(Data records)
=== Section Start ===
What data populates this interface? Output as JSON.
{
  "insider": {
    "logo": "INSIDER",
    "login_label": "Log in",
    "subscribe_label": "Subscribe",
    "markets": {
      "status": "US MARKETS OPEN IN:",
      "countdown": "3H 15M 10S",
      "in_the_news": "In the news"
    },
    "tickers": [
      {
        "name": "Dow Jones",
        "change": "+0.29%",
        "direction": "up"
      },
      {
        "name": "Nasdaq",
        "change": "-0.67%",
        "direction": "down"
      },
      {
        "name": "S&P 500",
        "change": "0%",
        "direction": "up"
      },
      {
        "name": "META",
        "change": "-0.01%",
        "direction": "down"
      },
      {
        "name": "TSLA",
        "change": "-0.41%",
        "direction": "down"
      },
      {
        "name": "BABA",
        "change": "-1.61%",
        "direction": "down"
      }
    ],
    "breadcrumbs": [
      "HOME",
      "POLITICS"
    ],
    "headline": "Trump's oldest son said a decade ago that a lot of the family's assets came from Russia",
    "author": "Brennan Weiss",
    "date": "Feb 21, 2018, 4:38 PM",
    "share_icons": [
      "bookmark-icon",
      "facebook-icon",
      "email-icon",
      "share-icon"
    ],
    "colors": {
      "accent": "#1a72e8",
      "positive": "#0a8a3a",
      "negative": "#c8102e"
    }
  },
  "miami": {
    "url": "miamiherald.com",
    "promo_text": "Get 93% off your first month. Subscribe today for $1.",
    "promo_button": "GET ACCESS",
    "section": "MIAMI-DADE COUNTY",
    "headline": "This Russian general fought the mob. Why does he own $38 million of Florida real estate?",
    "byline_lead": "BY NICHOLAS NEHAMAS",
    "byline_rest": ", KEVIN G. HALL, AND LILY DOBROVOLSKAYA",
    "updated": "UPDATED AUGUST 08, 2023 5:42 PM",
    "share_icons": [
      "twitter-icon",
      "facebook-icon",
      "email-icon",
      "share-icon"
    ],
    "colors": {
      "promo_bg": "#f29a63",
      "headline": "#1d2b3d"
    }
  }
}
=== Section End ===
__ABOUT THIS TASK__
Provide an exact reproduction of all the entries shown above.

__REPLY__
What data populates this interface? Output as JSON.
{
  "insider": {
    "logo": "INSIDER",
    "login_label": "Log in",
    "subscribe_label": "Subscribe",
    "markets": {
      "status": "US MARKETS OPEN IN:",
      "countdown": "3H 15M 10S",
      "in_the_news": "In the news"
    },
    "tickers": [
      {
        "name": "Dow Jones",
        "change": "+0.29%",
        "direction": "up"
      },
      {
        "name": "Nasdaq",
        "change": "-0.67%",
        "direction": "down"
      },
      {
        "name": "S&P 500",
        "change": "0%",
        "direction": "up"
      },
      {
        "name": "META",
        "change": "-0.01%",
        "direction": "down"
      },
      {
        "name": "TSLA",
        "change": "-0.41%",
        "direction": "down"
      },
      {
        "name": "BABA",
        "change": "-1.61%",
        "direction": "down"
      }
    ],
    "breadcrumbs": [
      "HOME",
      "POLITICS"
    ],
    "headline": "Trump's oldest son said a decade ago that a lot of the family's assets came from Russia",
    "author": "Brennan Weiss",
    "date": "Feb 21, 2018, 4:38 PM",
    "share_icons": [
      "bookmark-icon",
      "facebook-icon",
      "email-icon",
      "share-icon"
    ],
    "colors": {
      "accent": "#1a72e8",
      "positive": "#0a8a3a",
      "negative": "#c8102e"
    }
  },
  "miami": {
    "url": "miamiherald.com",
    "promo_text": "Get 93% off your first month. Subscribe today for $1.",
    "promo_button": "GET ACCESS",
    "section": "MIAMI-DADE COUNTY",
    "headline": "This Russian general fought the mob. Why does he own $38 million of Florida real estate?",
    "byline_lead": "BY NICHOLAS NEHAMAS",
    "byline_rest": ", KEVIN G. HALL, AND LILY DOBROVOLSKAYA",
    "updated": "UPDATED AUGUST 08, 2023 5:42 PM",
    "share_icons": [
      "twitter-icon",
      "facebook-icon",
      "email-icon",
      "share-icon"
    ],
    "colors": {
      "promo_bg": "#f29a63",
      "headline": "#1d2b3d"
    }
  }
}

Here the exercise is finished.